“My friends, when it comes to wars, people love to read human stories—how so-and-so fought so bravely, how he fought against fearful odds, and so on.”
“Yes, Master, all of us do admire heroism, stories that both excite and inspire.” “But, humble ones, unfortunately warfare is a complex professional business. Wars are not decided on the basis of individuals’ heroism. Such human stories fail to analyze the larger professional issues pertaining to conduct of wars by nations. The conduct of wars involves much more than firing guns—deciding the objective of the campaign and the battle at hand; planning campaigns; marshalling the resources of the country; organizing forces for a battle; drawing on experience; planning battles; directing large formations in battles; anticipating enemy strategy and tactics; and making logistics arrangements of all sorts (from food and shelter to weapons) for the armies.”
“Military men who have written on the wars of India usually get lost in anecdotal accounts of bravery of individuals at tactical level or in eulogizing certain senior officers for their planning—the real overall conduct of war is all but lost sight of.”
“This is the very first book that, in a single cover, deals with all the wars of independent India, including the 1947-48 Kashmir war, the 1962 war with China and the three wars with Pakistan in 1965, 1971 and the Kargil war in 1999 and analyzes their professional issues—how we fared, and why we fared. If the past is not analyzed objectively, the building of the future will be based on illusions and misplaced jingoism of a primitive variety instead of proven facts. And that’s why they have written this book.”

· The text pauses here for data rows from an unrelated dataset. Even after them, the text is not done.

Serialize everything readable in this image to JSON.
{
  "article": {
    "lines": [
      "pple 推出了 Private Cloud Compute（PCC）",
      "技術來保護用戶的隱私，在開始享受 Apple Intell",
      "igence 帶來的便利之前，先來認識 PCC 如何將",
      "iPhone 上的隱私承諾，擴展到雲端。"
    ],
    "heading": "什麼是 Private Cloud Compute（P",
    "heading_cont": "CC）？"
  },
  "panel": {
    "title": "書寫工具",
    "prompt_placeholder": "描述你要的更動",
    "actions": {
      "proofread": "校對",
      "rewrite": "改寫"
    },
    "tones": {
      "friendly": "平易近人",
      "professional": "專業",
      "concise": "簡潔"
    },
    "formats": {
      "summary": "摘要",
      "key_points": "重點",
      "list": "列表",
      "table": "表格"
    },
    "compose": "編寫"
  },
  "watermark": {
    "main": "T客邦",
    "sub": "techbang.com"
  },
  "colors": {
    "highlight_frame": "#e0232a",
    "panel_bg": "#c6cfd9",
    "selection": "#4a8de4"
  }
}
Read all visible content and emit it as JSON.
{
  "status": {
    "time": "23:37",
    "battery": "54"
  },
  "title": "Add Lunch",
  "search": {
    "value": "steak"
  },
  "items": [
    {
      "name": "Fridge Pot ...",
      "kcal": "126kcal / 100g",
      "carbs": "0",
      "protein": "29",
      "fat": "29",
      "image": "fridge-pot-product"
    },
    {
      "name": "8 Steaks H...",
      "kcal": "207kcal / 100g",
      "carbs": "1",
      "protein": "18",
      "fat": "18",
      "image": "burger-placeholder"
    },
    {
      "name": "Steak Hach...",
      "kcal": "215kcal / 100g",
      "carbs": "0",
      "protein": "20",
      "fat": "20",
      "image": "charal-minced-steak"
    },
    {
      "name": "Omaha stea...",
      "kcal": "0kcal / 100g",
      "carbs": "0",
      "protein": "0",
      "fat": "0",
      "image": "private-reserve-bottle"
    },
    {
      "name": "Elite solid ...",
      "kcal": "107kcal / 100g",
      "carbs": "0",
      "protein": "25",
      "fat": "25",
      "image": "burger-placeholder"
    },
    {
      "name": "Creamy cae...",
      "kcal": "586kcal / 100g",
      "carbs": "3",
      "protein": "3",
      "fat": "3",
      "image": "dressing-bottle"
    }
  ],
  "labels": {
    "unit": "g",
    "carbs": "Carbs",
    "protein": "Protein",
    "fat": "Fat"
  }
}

Pointer Publishers, Vyas Building, Chaura Rasta, Jaipur-302003, India.